### Given data
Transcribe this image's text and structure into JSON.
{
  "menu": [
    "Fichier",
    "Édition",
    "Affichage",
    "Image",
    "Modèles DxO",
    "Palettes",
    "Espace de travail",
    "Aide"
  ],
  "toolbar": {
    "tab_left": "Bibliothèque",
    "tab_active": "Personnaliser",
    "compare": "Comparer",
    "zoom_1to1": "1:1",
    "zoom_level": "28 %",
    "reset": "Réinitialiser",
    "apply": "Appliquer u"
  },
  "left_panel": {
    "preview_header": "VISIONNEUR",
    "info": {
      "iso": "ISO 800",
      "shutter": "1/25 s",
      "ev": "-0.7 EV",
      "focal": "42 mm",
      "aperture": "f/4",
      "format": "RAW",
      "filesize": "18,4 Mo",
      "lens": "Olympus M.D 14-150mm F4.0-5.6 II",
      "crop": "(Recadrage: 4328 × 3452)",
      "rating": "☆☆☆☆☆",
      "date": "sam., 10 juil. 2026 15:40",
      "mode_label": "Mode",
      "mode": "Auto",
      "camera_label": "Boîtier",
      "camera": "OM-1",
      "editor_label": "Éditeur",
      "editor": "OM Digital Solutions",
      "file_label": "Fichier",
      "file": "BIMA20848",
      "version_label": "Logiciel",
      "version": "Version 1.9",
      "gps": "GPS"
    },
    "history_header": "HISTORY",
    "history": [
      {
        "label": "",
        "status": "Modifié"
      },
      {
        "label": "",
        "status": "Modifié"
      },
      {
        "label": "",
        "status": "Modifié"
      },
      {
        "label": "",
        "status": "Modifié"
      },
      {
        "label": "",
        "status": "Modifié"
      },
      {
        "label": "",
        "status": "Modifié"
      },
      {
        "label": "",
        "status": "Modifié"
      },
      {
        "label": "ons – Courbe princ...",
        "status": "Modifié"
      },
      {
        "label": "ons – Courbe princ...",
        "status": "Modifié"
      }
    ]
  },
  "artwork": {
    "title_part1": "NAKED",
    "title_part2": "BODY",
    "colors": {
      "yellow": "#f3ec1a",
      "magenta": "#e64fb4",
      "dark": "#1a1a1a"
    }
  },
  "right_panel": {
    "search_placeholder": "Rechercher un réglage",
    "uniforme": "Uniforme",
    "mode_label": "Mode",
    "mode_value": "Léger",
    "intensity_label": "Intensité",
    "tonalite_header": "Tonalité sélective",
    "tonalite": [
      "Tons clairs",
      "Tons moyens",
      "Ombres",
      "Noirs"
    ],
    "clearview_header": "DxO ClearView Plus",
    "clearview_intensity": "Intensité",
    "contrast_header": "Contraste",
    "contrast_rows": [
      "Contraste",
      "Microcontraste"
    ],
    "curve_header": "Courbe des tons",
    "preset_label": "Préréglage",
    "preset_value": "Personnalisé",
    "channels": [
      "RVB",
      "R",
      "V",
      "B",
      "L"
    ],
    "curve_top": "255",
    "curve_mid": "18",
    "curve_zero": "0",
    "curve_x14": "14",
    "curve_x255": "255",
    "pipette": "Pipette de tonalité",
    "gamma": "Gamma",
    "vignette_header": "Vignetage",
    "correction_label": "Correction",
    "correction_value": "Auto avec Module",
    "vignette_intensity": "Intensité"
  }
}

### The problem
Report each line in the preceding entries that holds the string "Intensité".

### Answer for the task
    "intensity_label": "Intensité",
    "clearview_intensity": "Intensité",
    "vignette_intensity": "Intensité"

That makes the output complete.